The numbers: The number of people who applied for unemployment benefits in mid-November fell for the seventh straight week and are heading toward pre-pandemic lows due to the biggest labor shortage in decades.
New filings for jobless benefit slipped by 1,000 to 268,000 in the seven days ended Nov. 13, the government said Thursday.
Economists polled by The Wall Street Journal had estimated initial jobless claims would total a seasonally adjusted 260,000.
Unemployment filings are hurtling toward pre-crisis lows, when they were in the low 200,000s. They totaled as much as 900,000 a week at the start of the year.
Companies are only laying off workers as a last resort owing to the labor shortage. Some 10 million-plus jobs are available and businesses can’t fill most of them.

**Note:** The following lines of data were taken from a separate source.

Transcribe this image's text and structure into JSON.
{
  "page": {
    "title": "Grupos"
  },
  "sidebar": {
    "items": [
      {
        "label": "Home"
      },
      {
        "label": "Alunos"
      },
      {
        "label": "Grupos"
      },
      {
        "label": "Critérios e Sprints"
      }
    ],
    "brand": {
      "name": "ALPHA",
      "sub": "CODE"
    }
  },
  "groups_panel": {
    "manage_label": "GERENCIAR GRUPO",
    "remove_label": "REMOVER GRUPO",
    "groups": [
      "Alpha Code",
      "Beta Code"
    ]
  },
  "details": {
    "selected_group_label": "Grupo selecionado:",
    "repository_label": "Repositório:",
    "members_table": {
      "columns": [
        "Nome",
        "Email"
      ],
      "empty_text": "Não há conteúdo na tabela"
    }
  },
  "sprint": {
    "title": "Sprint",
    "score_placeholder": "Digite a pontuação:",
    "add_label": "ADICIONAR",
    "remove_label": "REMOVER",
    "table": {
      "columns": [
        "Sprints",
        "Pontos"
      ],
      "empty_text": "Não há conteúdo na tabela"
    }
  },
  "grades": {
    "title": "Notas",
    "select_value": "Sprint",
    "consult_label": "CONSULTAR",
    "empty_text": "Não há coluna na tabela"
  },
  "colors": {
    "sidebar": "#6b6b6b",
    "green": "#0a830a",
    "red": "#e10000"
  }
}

Big picture: The economy has sped up since a delta-related dropoff at the end of summer, but it can’t grow much faster unless a lot more people go back to work. Some companies have had to scale back production or business hours because they don’t have enough staff.
The labor shortage is unlikely to ease up quickly, however, especially with the coronavirus prevalent in the Northeast and Midwest. Millions of people are still reluctant to return to work or may have left the labor force permanently.
Key details: New jobless claims fell the most last week in Kentucky, Michigan, Tennessee and Ohio, all states with large auto-producing industries.
Carmakers have had to temporarily shut some plants due to parts shortages and idle workers. These employees are can be eligible for jobless benefits when they aren’t working.
The only state to post a big increase in jobless claims was California. New unemployment filings were little changed in most other states.
The number of people already collecting state jobless benefits, meanwhile, declined by 129,000 to 2.08 million. These so-called continuing claims are also at a pandemic low.
Altogether, 3.18 million people were reportedly receiving jobless benefits through state or federal programs as of Oct 30. That marks a sharp uptick from 2.56 million in the prior week.
Most of the gain stemmed from California processing a backlog of claims from earlier in the year.
Just under 2 million people were collecting unemployment benefits before the pandemic.
What they are saying? “Claims still have some way to go before reaching pre-pandemic levels, but we’re on our way,” said chief economist Scott Brown of Raymond James.